“They’re just average guys,” said Lt. Col. David Meyer.
It was early in the afternoon on Saturday, Oct. 13, at a mock Middle-Eastern village that was set up on the outskirts of Camp Dawson, W. Va.
As Meyer spoke, paint splattered across the metal buildings.
The Indiana University of Pennsylvania’s Army Reserve Officers’ Training Corps was participating in a field-training exercise learning tactical maneuvers via a paintball match.
But beneath the Gore-Tex camouflage jackets and paintball masks existed exactly what Meyer said: average people.
I traveled with IUP’s ROTC to Camp Dawson to act as a journalist embedded into a military unit. Four of my staff members and I ate with the cadets, slept in the same barracks as the cadets and, in some cases, attempted to participate in the same activities.
Until that weekend, military personnel were obedient, robotic, trained, unchanging enigmas to me. But, by living with them for a weekend, I discovered that despite being trained and obedient, they are indeed average people.
They’re just like me.
They make jokes, they laugh, they have fun, they complain when it’s cold, they sweat when it’s hot and perhaps, most importantly, they feel. I’ve always felt like the military was almost a different class of people, but when it all comes down to it, they’re no different from me, except they can be trusted with a gun. If anything, they’re better. They’re more respectful and more polite; they call you sir until you tell them otherwise.
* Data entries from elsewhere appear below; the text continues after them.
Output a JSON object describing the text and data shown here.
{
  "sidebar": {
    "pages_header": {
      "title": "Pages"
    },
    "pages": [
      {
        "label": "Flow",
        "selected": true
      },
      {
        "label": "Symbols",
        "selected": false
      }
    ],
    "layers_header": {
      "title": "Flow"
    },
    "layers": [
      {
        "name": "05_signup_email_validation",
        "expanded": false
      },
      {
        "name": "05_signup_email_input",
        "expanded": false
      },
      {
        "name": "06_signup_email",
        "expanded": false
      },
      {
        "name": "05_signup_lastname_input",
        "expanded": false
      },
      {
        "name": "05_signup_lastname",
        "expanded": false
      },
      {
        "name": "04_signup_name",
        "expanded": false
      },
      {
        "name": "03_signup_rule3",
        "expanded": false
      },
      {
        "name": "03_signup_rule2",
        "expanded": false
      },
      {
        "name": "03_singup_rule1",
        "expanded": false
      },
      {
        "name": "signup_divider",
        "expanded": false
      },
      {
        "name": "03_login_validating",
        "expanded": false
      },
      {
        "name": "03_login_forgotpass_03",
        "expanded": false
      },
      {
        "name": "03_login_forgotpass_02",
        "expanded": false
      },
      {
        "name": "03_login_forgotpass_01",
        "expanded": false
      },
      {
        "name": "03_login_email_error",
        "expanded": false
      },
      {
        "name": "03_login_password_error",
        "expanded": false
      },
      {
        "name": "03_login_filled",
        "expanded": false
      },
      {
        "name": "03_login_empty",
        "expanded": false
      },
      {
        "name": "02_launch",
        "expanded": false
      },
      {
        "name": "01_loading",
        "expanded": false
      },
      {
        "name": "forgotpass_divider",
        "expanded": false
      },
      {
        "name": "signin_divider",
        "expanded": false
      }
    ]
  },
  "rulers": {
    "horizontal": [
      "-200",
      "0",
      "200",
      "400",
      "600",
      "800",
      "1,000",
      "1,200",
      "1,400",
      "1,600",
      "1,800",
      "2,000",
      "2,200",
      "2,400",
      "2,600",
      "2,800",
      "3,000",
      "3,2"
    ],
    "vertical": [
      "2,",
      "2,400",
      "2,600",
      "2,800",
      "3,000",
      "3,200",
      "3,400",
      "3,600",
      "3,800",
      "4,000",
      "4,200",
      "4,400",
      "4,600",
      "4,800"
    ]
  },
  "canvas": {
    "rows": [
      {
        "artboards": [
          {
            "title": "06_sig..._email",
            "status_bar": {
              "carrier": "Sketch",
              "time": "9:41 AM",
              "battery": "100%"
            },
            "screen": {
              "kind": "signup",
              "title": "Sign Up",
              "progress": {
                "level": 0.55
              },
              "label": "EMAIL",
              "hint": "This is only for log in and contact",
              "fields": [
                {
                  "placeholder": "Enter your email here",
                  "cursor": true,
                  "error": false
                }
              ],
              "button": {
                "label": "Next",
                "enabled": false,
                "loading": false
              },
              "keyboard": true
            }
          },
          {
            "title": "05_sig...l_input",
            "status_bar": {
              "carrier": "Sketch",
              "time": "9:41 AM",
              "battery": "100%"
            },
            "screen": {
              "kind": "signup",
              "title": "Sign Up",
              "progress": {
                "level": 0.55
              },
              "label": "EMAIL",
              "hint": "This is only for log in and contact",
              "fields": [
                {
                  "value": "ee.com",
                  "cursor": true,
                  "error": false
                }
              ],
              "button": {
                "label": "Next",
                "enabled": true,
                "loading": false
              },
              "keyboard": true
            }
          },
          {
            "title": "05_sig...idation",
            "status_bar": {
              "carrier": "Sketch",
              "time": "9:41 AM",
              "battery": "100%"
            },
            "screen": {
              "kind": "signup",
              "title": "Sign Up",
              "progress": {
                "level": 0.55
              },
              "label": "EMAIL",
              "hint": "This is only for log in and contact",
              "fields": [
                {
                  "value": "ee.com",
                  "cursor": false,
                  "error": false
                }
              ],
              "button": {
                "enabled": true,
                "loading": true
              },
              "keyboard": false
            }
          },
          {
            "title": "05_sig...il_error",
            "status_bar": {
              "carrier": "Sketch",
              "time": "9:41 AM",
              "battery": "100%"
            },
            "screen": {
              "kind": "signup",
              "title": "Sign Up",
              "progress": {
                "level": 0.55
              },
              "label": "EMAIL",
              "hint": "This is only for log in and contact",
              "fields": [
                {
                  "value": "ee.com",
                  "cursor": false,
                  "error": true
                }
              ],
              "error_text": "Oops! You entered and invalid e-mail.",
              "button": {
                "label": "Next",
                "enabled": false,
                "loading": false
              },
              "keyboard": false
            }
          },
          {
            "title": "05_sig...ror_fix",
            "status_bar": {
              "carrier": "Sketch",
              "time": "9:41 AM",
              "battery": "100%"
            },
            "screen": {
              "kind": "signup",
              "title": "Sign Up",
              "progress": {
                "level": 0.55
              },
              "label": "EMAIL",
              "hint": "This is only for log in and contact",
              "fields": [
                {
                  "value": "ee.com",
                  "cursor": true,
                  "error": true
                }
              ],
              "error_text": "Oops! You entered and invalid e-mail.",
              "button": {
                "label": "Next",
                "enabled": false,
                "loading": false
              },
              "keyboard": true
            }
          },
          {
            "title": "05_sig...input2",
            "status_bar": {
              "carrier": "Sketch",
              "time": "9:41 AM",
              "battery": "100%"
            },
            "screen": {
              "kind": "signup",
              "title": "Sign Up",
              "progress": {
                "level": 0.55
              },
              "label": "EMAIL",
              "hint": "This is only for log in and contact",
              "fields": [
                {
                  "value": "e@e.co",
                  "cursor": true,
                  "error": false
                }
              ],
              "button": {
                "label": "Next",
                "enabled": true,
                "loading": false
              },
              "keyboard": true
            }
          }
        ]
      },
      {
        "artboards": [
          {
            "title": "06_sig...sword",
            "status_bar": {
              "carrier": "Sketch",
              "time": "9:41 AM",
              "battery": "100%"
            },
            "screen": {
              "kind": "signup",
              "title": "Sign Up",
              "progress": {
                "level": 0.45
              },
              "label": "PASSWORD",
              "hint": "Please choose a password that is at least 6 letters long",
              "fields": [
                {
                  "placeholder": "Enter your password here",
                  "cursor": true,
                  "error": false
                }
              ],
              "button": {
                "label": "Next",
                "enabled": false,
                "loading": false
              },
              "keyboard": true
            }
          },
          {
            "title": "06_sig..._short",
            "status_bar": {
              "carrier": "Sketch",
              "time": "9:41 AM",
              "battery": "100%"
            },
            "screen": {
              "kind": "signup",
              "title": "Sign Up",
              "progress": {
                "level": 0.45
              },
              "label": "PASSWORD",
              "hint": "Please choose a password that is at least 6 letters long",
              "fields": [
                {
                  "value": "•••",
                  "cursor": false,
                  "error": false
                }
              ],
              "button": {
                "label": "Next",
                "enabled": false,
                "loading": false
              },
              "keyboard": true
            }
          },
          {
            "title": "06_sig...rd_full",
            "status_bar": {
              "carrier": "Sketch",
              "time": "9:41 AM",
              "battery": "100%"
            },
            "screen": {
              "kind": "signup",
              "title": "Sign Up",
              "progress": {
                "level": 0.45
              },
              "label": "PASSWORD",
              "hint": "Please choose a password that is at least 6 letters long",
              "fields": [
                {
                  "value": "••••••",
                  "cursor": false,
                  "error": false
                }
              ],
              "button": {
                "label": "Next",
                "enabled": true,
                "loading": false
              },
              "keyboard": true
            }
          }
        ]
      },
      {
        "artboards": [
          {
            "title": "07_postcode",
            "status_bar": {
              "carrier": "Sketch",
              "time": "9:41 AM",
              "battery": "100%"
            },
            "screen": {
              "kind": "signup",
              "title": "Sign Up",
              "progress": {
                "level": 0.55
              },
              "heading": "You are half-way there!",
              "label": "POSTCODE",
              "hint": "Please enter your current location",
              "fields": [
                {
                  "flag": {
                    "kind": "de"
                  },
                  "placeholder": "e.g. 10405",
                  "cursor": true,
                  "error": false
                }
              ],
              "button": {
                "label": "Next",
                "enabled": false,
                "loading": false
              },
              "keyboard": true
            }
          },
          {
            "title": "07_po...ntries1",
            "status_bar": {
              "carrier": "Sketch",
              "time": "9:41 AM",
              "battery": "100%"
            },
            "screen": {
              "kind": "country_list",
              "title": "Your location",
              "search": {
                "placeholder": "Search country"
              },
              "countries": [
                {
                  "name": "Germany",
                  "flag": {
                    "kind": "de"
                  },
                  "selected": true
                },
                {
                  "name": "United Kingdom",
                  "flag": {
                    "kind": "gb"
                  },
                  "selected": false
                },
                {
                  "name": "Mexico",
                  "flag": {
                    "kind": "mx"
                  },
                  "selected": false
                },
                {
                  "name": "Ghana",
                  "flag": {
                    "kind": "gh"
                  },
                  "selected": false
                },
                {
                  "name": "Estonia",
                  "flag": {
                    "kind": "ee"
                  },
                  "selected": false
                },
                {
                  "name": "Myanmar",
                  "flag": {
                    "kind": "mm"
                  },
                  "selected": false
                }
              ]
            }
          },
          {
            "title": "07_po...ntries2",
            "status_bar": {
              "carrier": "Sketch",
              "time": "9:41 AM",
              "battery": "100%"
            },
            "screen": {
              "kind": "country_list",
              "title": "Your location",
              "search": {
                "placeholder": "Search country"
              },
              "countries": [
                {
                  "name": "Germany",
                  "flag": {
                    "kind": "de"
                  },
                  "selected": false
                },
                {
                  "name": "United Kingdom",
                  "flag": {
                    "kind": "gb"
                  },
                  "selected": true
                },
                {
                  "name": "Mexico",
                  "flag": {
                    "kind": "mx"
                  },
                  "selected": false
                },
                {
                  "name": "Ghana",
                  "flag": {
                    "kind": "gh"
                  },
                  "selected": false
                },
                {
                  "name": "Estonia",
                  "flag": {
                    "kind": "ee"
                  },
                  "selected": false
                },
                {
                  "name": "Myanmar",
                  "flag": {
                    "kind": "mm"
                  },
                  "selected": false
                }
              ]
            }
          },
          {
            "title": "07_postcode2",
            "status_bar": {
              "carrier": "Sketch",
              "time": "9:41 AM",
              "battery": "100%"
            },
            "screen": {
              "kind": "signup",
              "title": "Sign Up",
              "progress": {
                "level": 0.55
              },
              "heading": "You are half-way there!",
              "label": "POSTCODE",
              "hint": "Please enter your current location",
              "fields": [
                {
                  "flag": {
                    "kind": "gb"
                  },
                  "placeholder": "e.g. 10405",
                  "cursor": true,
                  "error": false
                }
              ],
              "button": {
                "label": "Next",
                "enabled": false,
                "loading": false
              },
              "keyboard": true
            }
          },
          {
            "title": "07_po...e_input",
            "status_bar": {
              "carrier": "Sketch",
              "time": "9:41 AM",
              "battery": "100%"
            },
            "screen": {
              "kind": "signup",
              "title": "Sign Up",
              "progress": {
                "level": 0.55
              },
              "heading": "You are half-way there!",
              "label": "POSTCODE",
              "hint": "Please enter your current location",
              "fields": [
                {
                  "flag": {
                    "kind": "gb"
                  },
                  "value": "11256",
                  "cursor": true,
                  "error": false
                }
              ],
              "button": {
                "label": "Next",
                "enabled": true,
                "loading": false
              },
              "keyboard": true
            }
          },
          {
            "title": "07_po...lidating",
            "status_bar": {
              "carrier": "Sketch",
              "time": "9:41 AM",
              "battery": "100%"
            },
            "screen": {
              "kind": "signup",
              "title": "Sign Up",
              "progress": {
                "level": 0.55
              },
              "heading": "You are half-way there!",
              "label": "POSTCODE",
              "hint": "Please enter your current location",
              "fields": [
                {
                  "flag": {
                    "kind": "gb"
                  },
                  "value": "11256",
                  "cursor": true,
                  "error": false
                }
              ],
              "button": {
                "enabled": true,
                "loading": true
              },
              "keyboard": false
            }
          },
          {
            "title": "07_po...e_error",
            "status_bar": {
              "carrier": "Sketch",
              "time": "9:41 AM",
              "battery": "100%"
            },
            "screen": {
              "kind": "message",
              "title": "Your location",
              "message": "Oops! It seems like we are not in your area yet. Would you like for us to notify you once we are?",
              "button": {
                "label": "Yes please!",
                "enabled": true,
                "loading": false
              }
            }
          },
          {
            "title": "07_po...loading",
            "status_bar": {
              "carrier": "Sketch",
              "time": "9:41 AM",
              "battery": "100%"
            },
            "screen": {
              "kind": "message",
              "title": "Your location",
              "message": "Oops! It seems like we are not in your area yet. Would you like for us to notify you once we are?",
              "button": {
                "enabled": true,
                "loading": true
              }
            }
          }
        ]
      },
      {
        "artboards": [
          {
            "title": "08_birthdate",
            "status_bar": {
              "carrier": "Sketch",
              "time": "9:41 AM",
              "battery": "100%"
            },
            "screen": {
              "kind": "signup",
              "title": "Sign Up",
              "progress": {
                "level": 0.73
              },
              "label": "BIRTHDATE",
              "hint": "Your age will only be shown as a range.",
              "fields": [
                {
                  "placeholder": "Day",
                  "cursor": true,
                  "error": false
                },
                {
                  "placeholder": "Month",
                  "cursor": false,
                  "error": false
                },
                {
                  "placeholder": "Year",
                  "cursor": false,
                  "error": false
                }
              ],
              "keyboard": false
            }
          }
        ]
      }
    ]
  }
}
Among the many activities that I participated with the ROTC in was a paintball match between two squads within a company. I, along with three other journalists, was given a paintball gun and a mask and told to participate in defending this mock village. Although no journalist would ever wield a weapon in combat, it was interesting to get a first-hand view of this training exercise. It was amazing to feel the adrenaline rush through me as the first shots rang out or when I saw the first sight of the enemy. But what scared me most about it was how quickly the “fight or flight” response kicked in.
As soon as I saw the first splatter of paint on the wall behind me, my finger was on the trigger and clicking. I didn’t even think about the fact that I was aiming a weapon at someone; I just knew that that someone was aiming a weapon at me. It was just instinct. I didn’t know why I was doing what I was doing; I just knew I had to do it. Now, it all sounds a little silly in the context of a paintball match, but think of it in terms of what a real soldier’s life is like. There’s no time to think about whether you really want to fire a gun at another human. When that first shot flies by you, you just know you have to fire back.
Fight or flight.
When it comes down to it, it doesn’t matter whether or not you agree with war. It’s the ultimate feeling of selfishness, selfishness that I’m not sure a human can naturally defeat.
“It’s about shooting the bad guys and keeping the good guys alive,” Meyer said. “That’s all.”
That fight or flight response doesn’t just come in a paintball war. It comes every single day. We all have to decide daily whether or not we’re going to deal with the problems that we face, or whether it’s best to run away from them. And when it all comes down to it, you’re normally not alone in that response. For instance, if you choose flight, there’s normally someone to back you up and convince you not to flee. When I was in that room, with the sound of paintball guns being fired ringing in my ears, two soldiers had my back.
They fought against my flight.